What the task asks. All records below are to be duplicated exactly, with every picture excluded.

Extracted data.

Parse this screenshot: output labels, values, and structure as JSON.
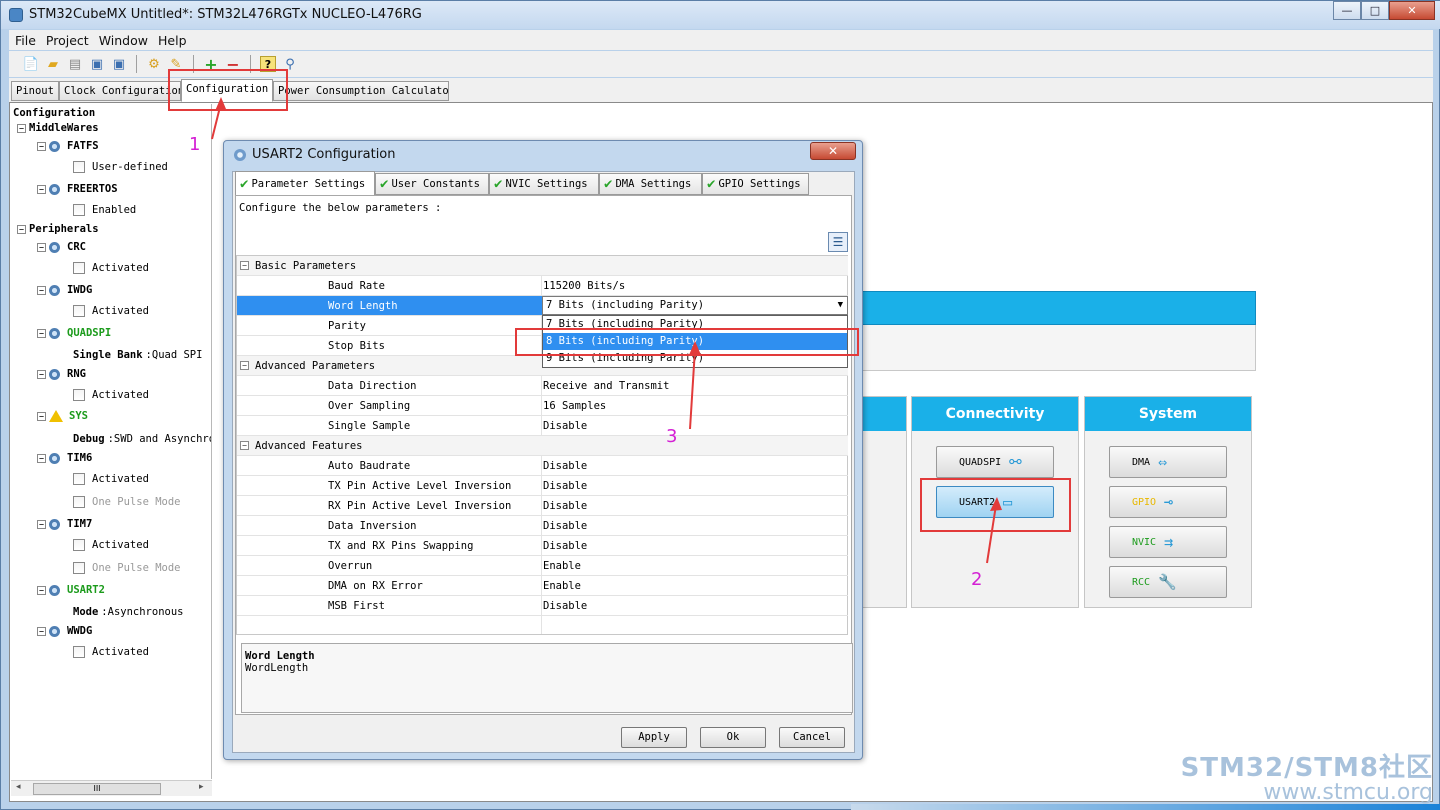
{
  "window": {
    "title": "STM32CubeMX Untitled*: STM32L476RGTx NUCLEO-L476RG",
    "min": "—",
    "max": "□",
    "close": "✕"
  },
  "menu": [
    "File",
    "Project",
    "Window",
    "Help"
  ],
  "toolbar_icons": [
    "new-project-icon",
    "open-icon",
    "copy-icon",
    "save-icon",
    "save-as-icon",
    "generate-code-icon",
    "report-icon",
    "zoom-in-icon",
    "zoom-out-icon",
    "help-icon",
    "search-icon"
  ],
  "main_tabs": [
    "Pinout",
    "Clock Configuration",
    "Configuration",
    "Power Consumption Calculator"
  ],
  "tree": {
    "root": "Configuration",
    "middlewares": "MiddleWares",
    "fatfs": "FATFS",
    "fatfs_opt": "User-defined",
    "freertos": "FREERTOS",
    "freertos_opt": "Enabled",
    "peripherals": "Peripherals",
    "crc": "CRC",
    "crc_opt": "Activated",
    "iwdg": "IWDG",
    "iwdg_opt": "Activated",
    "quadspi": "QUADSPI",
    "quadspi_mode_label": "Single Bank",
    "quadspi_mode_value": ":Quad SPI",
    "rng": "RNG",
    "rng_opt": "Activated",
    "sys": "SYS",
    "sys_mode_label": "Debug",
    "sys_mode_value": ":SWD and Asynchro",
    "tim6": "TIM6",
    "tim6_opt1": "Activated",
    "tim6_opt2": "One Pulse Mode",
    "tim7": "TIM7",
    "tim7_opt1": "Activated",
    "tim7_opt2": "One Pulse Mode",
    "usart2": "USART2",
    "usart2_mode_label": "Mode",
    "usart2_mode_value": ":Asynchronous",
    "wwdg": "WWDG",
    "wwdg_opt": "Activated",
    "scroll_thumb": "III"
  },
  "panels": {
    "connectivity": "Connectivity",
    "system": "System",
    "conn_buttons": [
      "QUADSPI",
      "USART2"
    ],
    "sys_buttons": [
      "DMA",
      "GPIO",
      "NVIC",
      "RCC"
    ]
  },
  "dialog": {
    "title": "USART2 Configuration",
    "close": "✕",
    "tabs": [
      "Parameter Settings",
      "User Constants",
      "NVIC Settings",
      "DMA Settings",
      "GPIO Settings"
    ],
    "intro": "Configure the below parameters :",
    "groups": {
      "basic": "Basic Parameters",
      "advanced": "Advanced Parameters",
      "features": "Advanced Features"
    },
    "params": {
      "baud_rate": {
        "name": "Baud Rate",
        "value": "115200 Bits/s"
      },
      "word_length": {
        "name": "Word Length",
        "value": "7 Bits (including Parity)"
      },
      "parity": {
        "name": "Parity",
        "value": ""
      },
      "stop_bits": {
        "name": "Stop Bits",
        "value": ""
      },
      "data_direction": {
        "name": "Data Direction",
        "value": "Receive and Transmit"
      },
      "over_sampling": {
        "name": "Over Sampling",
        "value": "16 Samples"
      },
      "single_sample": {
        "name": "Single Sample",
        "value": "Disable"
      },
      "auto_baudrate": {
        "name": "Auto Baudrate",
        "value": "Disable"
      },
      "tx_inversion": {
        "name": "TX Pin Active Level Inversion",
        "value": "Disable"
      },
      "rx_inversion": {
        "name": "RX Pin Active Level Inversion",
        "value": "Disable"
      },
      "data_inversion": {
        "name": "Data Inversion",
        "value": "Disable"
      },
      "swap": {
        "name": "TX and RX Pins Swapping",
        "value": "Disable"
      },
      "overrun": {
        "name": "Overrun",
        "value": "Enable"
      },
      "dma_rx_error": {
        "name": "DMA on RX Error",
        "value": "Enable"
      },
      "msb_first": {
        "name": "MSB First",
        "value": "Disable"
      }
    },
    "dropdown_options": [
      "7 Bits (including Parity)",
      "8 Bits (including Parity)",
      "9 Bits (including Parity)"
    ],
    "description_title": "Word Length",
    "description_text": "WordLength",
    "buttons": {
      "apply": "Apply",
      "ok": "Ok",
      "cancel": "Cancel"
    }
  },
  "annotations": [
    "1",
    "2",
    "3"
  ],
  "watermark": {
    "line1": "STM32/STM8社区",
    "line2": "www.stmcu.org"
  },
  "colors": {
    "accent": "#1ab0e8",
    "selection": "#2f8ff0",
    "annotation_box": "#e23a3a",
    "annotation_number": "#d420d4"
  }
}
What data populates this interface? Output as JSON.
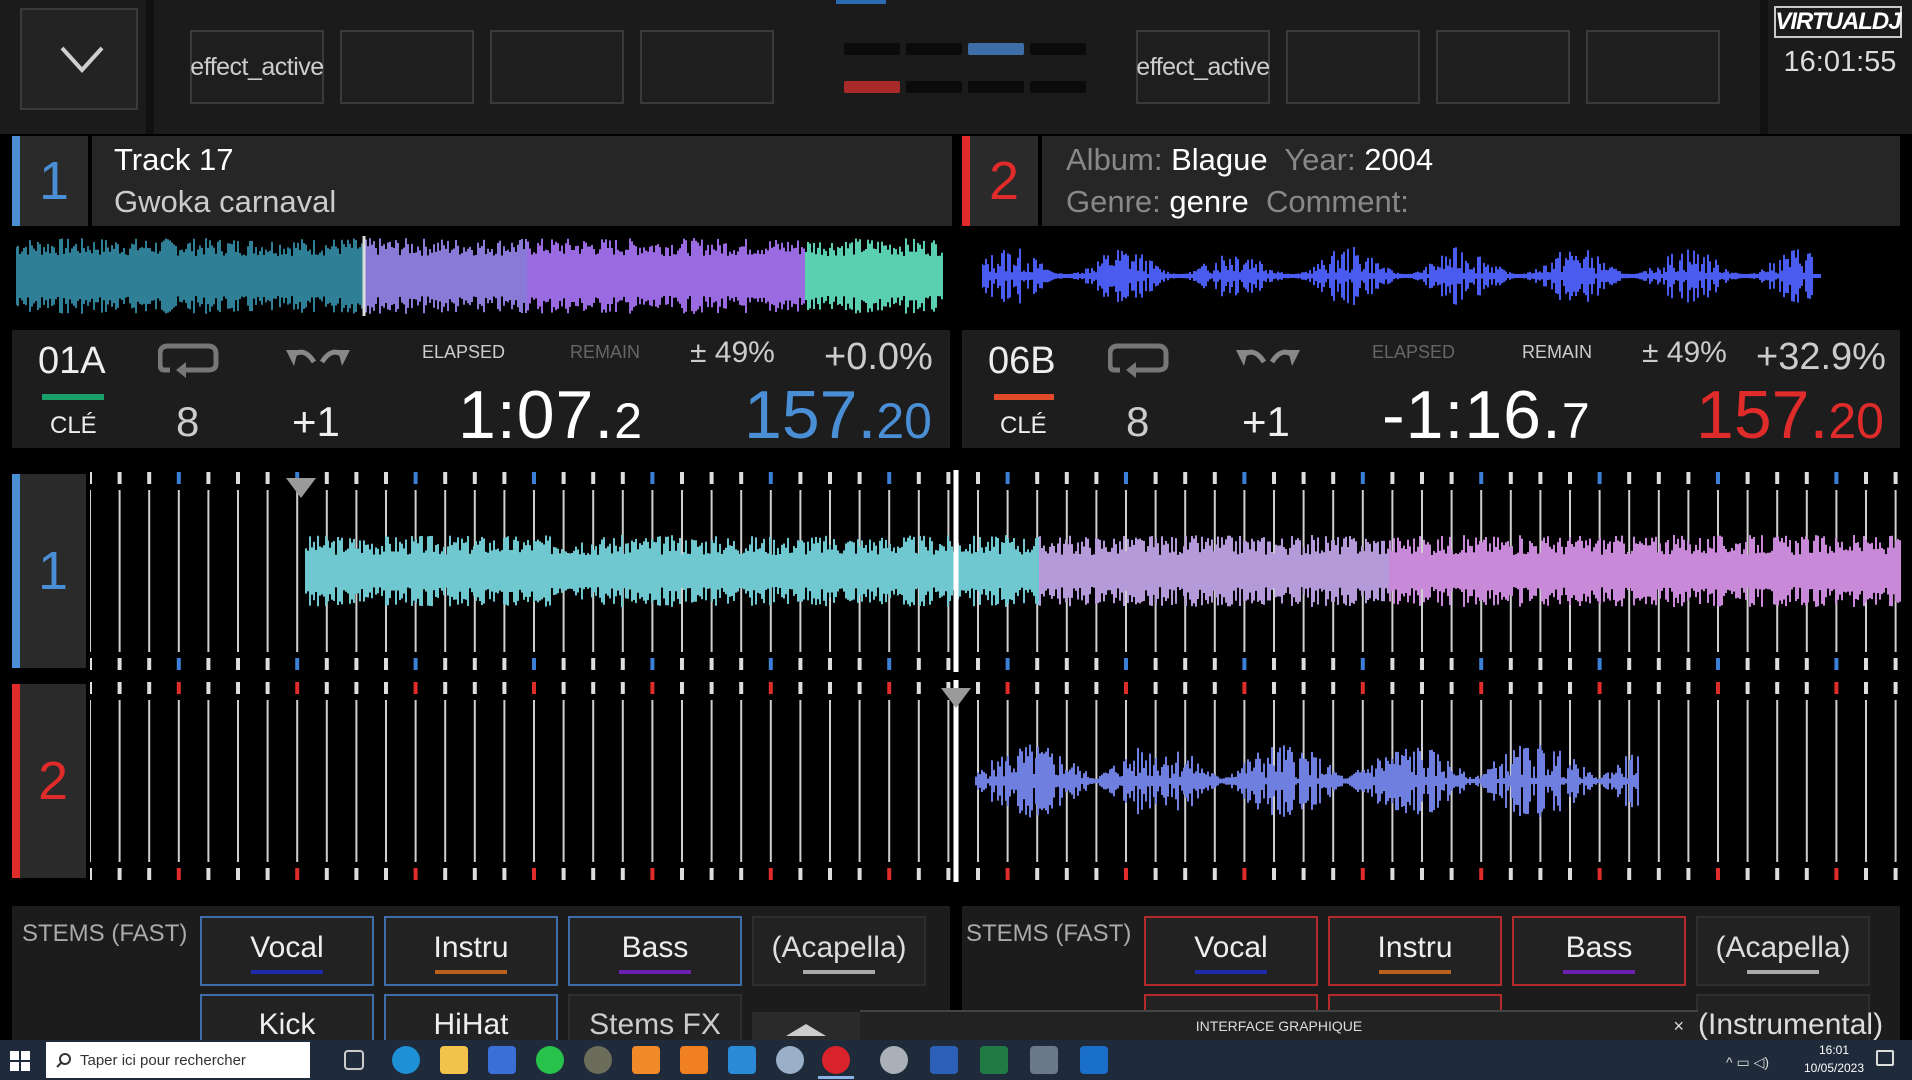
{
  "top": {
    "menu_icon": "chevron-down-icon",
    "deck1_effects": [
      "effect_active",
      "",
      "",
      ""
    ],
    "deck2_effects": [
      "effect_active",
      "",
      "",
      ""
    ],
    "logo": "VIRTUALDJ",
    "clock": "16:01:55"
  },
  "deck1": {
    "number": "1",
    "title": "Track 17",
    "artist": "Gwoka carnaval",
    "key": "01A",
    "key_label": "CLÉ",
    "loop_value": "8",
    "jump_value": "+1",
    "elapsed_label": "ELAPSED",
    "remain_label": "REMAIN",
    "time_main": "1:07.",
    "time_frac": "2",
    "pitch_range": "± 49%",
    "pitch": "+0.0%",
    "bpm_main": "157.",
    "bpm_frac": "20",
    "color": "#4a8fd6",
    "key_color": "#1aa06a"
  },
  "deck2": {
    "number": "2",
    "album_label": "Album:",
    "album": "Blague",
    "year_label": "Year:",
    "year": "2004",
    "genre_label": "Genre:",
    "genre": "genre",
    "comment_label": "Comment:",
    "key": "06B",
    "key_label": "CLÉ",
    "loop_value": "8",
    "jump_value": "+1",
    "elapsed_label": "ELAPSED",
    "remain_label": "REMAIN",
    "time_main": "-1:16.",
    "time_frac": "7",
    "pitch_range": "± 49%",
    "pitch": "+32.9%",
    "bpm_main": "157.",
    "bpm_frac": "20",
    "color": "#e02b2b",
    "key_color": "#e04a2a"
  },
  "waves": {
    "deck1_label": "1",
    "deck2_label": "2"
  },
  "stems1": {
    "title": "STEMS (FAST)",
    "row1": [
      "Vocal",
      "Instru",
      "Bass",
      "(Acapella)"
    ],
    "row2": [
      "Kick",
      "HiHat",
      "Stems FX",
      ""
    ]
  },
  "stems2": {
    "title": "STEMS (FAST)",
    "row1": [
      "Vocal",
      "Instru",
      "Bass",
      "(Acapella)"
    ],
    "row2": [
      "",
      "",
      "",
      "(Instrumental)"
    ]
  },
  "popup": {
    "title": "INTERFACE GRAPHIQUE",
    "close": "×"
  },
  "taskbar": {
    "search_placeholder": "Taper ici pour rechercher",
    "time": "16:01",
    "date": "10/05/2023",
    "icons": [
      "windows-start-icon",
      "search-icon",
      "task-view-icon",
      "edge-icon",
      "file-explorer-icon",
      "store-icon",
      "whatsapp-icon",
      "app-icon",
      "media-player-icon",
      "vlc-icon",
      "arrow-app-icon",
      "paint-icon",
      "virtualdj-icon",
      "cloud-icon",
      "word-icon",
      "excel-icon",
      "calculator-icon",
      "outlook-icon"
    ]
  }
}
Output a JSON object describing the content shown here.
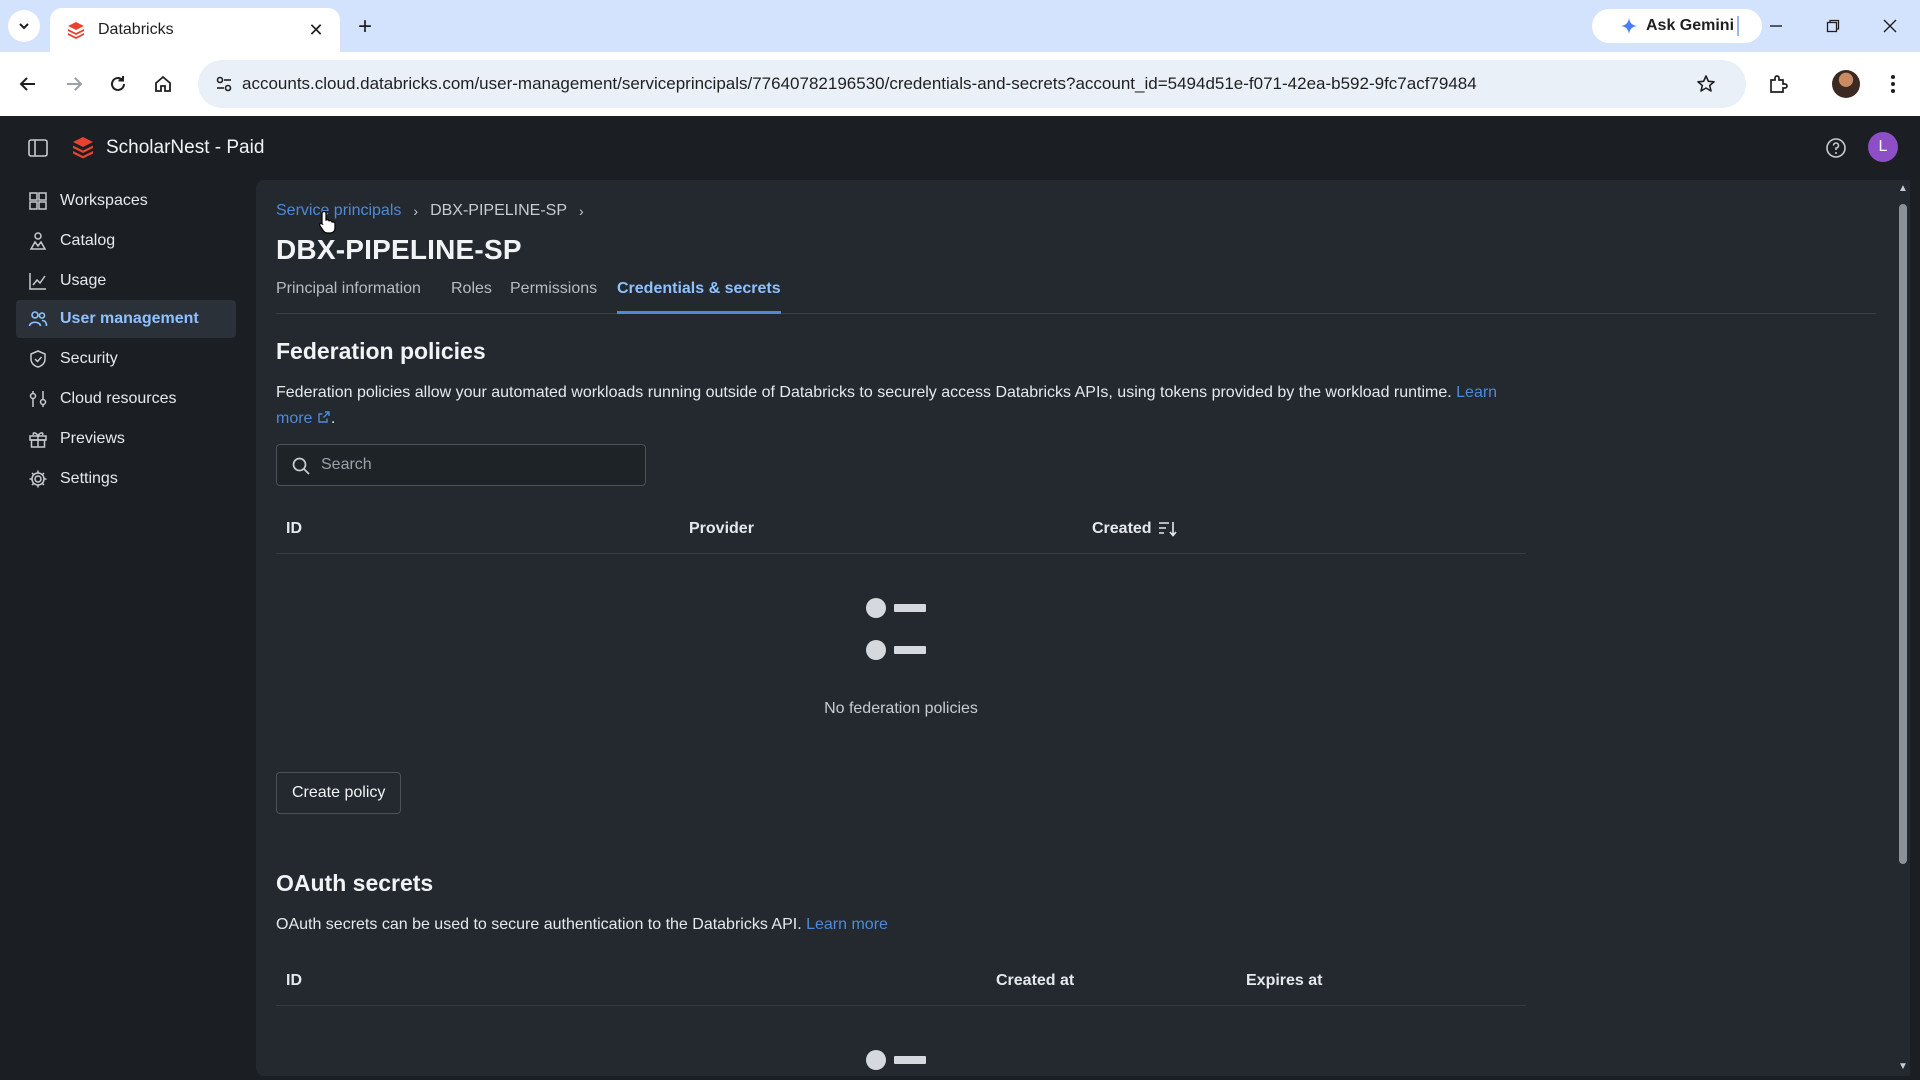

Answer box.
Parse this screenshot: output labels, values, and structure as JSON.
{
  "window": {
    "title": "STM32CubeMX Untitled*: STM32L476RGTx NUCLEO-L476RG",
    "min": "—",
    "max": "□",
    "close": "✕"
  },
  "menu": [
    "File",
    "Project",
    "Window",
    "Help"
  ],
  "toolbar_icons": [
    "new-project-icon",
    "open-icon",
    "copy-icon",
    "save-icon",
    "save-as-icon",
    "generate-code-icon",
    "report-icon",
    "zoom-in-icon",
    "zoom-out-icon",
    "help-icon",
    "search-icon"
  ],
  "main_tabs": [
    "Pinout",
    "Clock Configuration",
    "Configuration",
    "Power Consumption Calculator"
  ],
  "tree": {
    "root": "Configuration",
    "middlewares": "MiddleWares",
    "fatfs": "FATFS",
    "fatfs_opt": "User-defined",
    "freertos": "FREERTOS",
    "freertos_opt": "Enabled",
    "peripherals": "Peripherals",
    "crc": "CRC",
    "crc_opt": "Activated",
    "iwdg": "IWDG",
    "iwdg_opt": "Activated",
    "quadspi": "QUADSPI",
    "quadspi_mode_label": "Single Bank",
    "quadspi_mode_value": ":Quad SPI",
    "rng": "RNG",
    "rng_opt": "Activated",
    "sys": "SYS",
    "sys_mode_label": "Debug",
    "sys_mode_value": ":SWD and Asynchro",
    "tim6": "TIM6",
    "tim6_opt1": "Activated",
    "tim6_opt2": "One Pulse Mode",
    "tim7": "TIM7",
    "tim7_opt1": "Activated",
    "tim7_opt2": "One Pulse Mode",
    "usart2": "USART2",
    "usart2_mode_label": "Mode",
    "usart2_mode_value": ":Asynchronous",
    "wwdg": "WWDG",
    "wwdg_opt": "Activated",
    "scroll_thumb": "III"
  },
  "panels": {
    "connectivity": "Connectivity",
    "system": "System",
    "conn_buttons": [
      "QUADSPI",
      "USART2"
    ],
    "sys_buttons": [
      "DMA",
      "GPIO",
      "NVIC",
      "RCC"
    ]
  },
  "dialog": {
    "title": "USART2 Configuration",
    "close": "✕",
    "tabs": [
      "Parameter Settings",
      "User Constants",
      "NVIC Settings",
      "DMA Settings",
      "GPIO Settings"
    ],
    "intro": "Configure the below parameters :",
    "groups": {
      "basic": "Basic Parameters",
      "advanced": "Advanced Parameters",
      "features": "Advanced Features"
    },
    "params": {
      "baud_rate": {
        "name": "Baud Rate",
        "value": "115200 Bits/s"
      },
      "word_length": {
        "name": "Word Length",
        "value": "7 Bits (including Parity)"
      },
      "parity": {
        "name": "Parity",
        "value": ""
      },
      "stop_bits": {
        "name": "Stop Bits",
        "value": ""
      },
      "data_direction": {
        "name": "Data Direction",
        "value": "Receive and Transmit"
      },
      "over_sampling": {
        "name": "Over Sampling",
        "value": "16 Samples"
      },
      "single_sample": {
        "name": "Single Sample",
        "value": "Disable"
      },
      "auto_baudrate": {
        "name": "Auto Baudrate",
        "value": "Disable"
      },
      "tx_inversion": {
        "name": "TX Pin Active Level Inversion",
        "value": "Disable"
      },
      "rx_inversion": {
        "name": "RX Pin Active Level Inversion",
        "value": "Disable"
      },
      "data_inversion": {
        "name": "Data Inversion",
        "value": "Disable"
      },
      "swap": {
        "name": "TX and RX Pins Swapping",
        "value": "Disable"
      },
      "overrun": {
        "name": "Overrun",
        "value": "Enable"
      },
      "dma_rx_error": {
        "name": "DMA on RX Error",
        "value": "Enable"
      },
      "msb_first": {
        "name": "MSB First",
        "value": "Disable"
      }
    },
    "dropdown_options": [
      "7 Bits (including Parity)",
      "8 Bits (including Parity)",
      "9 Bits (including Parity)"
    ],
    "description_title": "Word Length",
    "description_text": "WordLength",
    "buttons": {
      "apply": "Apply",
      "ok": "Ok",
      "cancel": "Cancel"
    }
  },
  "annotations": [
    "1",
    "2",
    "3"
  ],
  "watermark": {
    "line1": "STM32/STM8社区",
    "line2": "www.stmcu.org"
  },
  "colors": {
    "accent": "#1ab0e8",
    "selection": "#2f8ff0",
    "annotation_box": "#e23a3a",
    "annotation_number": "#d420d4"
  }
}
What data populates this interface? Output as JSON.
{
  "top": {
    "menu_icon": "chevron-down-icon",
    "deck1_effects": [
      "effect_active",
      "",
      "",
      ""
    ],
    "deck2_effects": [
      "effect_active",
      "",
      "",
      ""
    ],
    "logo": "VIRTUALDJ",
    "clock": "16:01:55"
  },
  "deck1": {
    "number": "1",
    "title": "Track 17",
    "artist": "Gwoka carnaval",
    "key": "01A",
    "key_label": "CLÉ",
    "loop_value": "8",
    "jump_value": "+1",
    "elapsed_label": "ELAPSED",
    "remain_label": "REMAIN",
    "time_main": "1:07.",
    "time_frac": "2",
    "pitch_range": "± 49%",
    "pitch": "+0.0%",
    "bpm_main": "157.",
    "bpm_frac": "20",
    "color": "#4a8fd6",
    "key_color": "#1aa06a"
  },
  "deck2": {
    "number": "2",
    "album_label": "Album:",
    "album": "Blague",
    "year_label": "Year:",
    "year": "2004",
    "genre_label": "Genre:",
    "genre": "genre",
    "comment_label": "Comment:",
    "key": "06B",
    "key_label": "CLÉ",
    "loop_value": "8",
    "jump_value": "+1",
    "elapsed_label": "ELAPSED",
    "remain_label": "REMAIN",
    "time_main": "-1:16.",
    "time_frac": "7",
    "pitch_range": "± 49%",
    "pitch": "+32.9%",
    "bpm_main": "157.",
    "bpm_frac": "20",
    "color": "#e02b2b",
    "key_color": "#e04a2a"
  },
  "waves": {
    "deck1_label": "1",
    "deck2_label": "2"
  },
  "stems1": {
    "title": "STEMS (FAST)",
    "row1": [
      "Vocal",
      "Instru",
      "Bass",
      "(Acapella)"
    ],
    "row2": [
      "Kick",
      "HiHat",
      "Stems FX",
      ""
    ]
  },
  "stems2": {
    "title": "STEMS (FAST)",
    "row1": [
      "Vocal",
      "Instru",
      "Bass",
      "(Acapella)"
    ],
    "row2": [
      "",
      "",
      "",
      "(Instrumental)"
    ]
  },
  "popup": {
    "title": "INTERFACE GRAPHIQUE",
    "close": "×"
  },
  "taskbar": {
    "search_placeholder": "Taper ici pour rechercher",
    "time": "16:01",
    "date": "10/05/2023",
    "icons": [
      "windows-start-icon",
      "search-icon",
      "task-view-icon",
      "edge-icon",
      "file-explorer-icon",
      "store-icon",
      "whatsapp-icon",
      "app-icon",
      "media-player-icon",
      "vlc-icon",
      "arrow-app-icon",
      "paint-icon",
      "virtualdj-icon",
      "cloud-icon",
      "word-icon",
      "excel-icon",
      "calculator-icon",
      "outlook-icon"
    ]
  }
}
Output a JSON object describing the content shown here.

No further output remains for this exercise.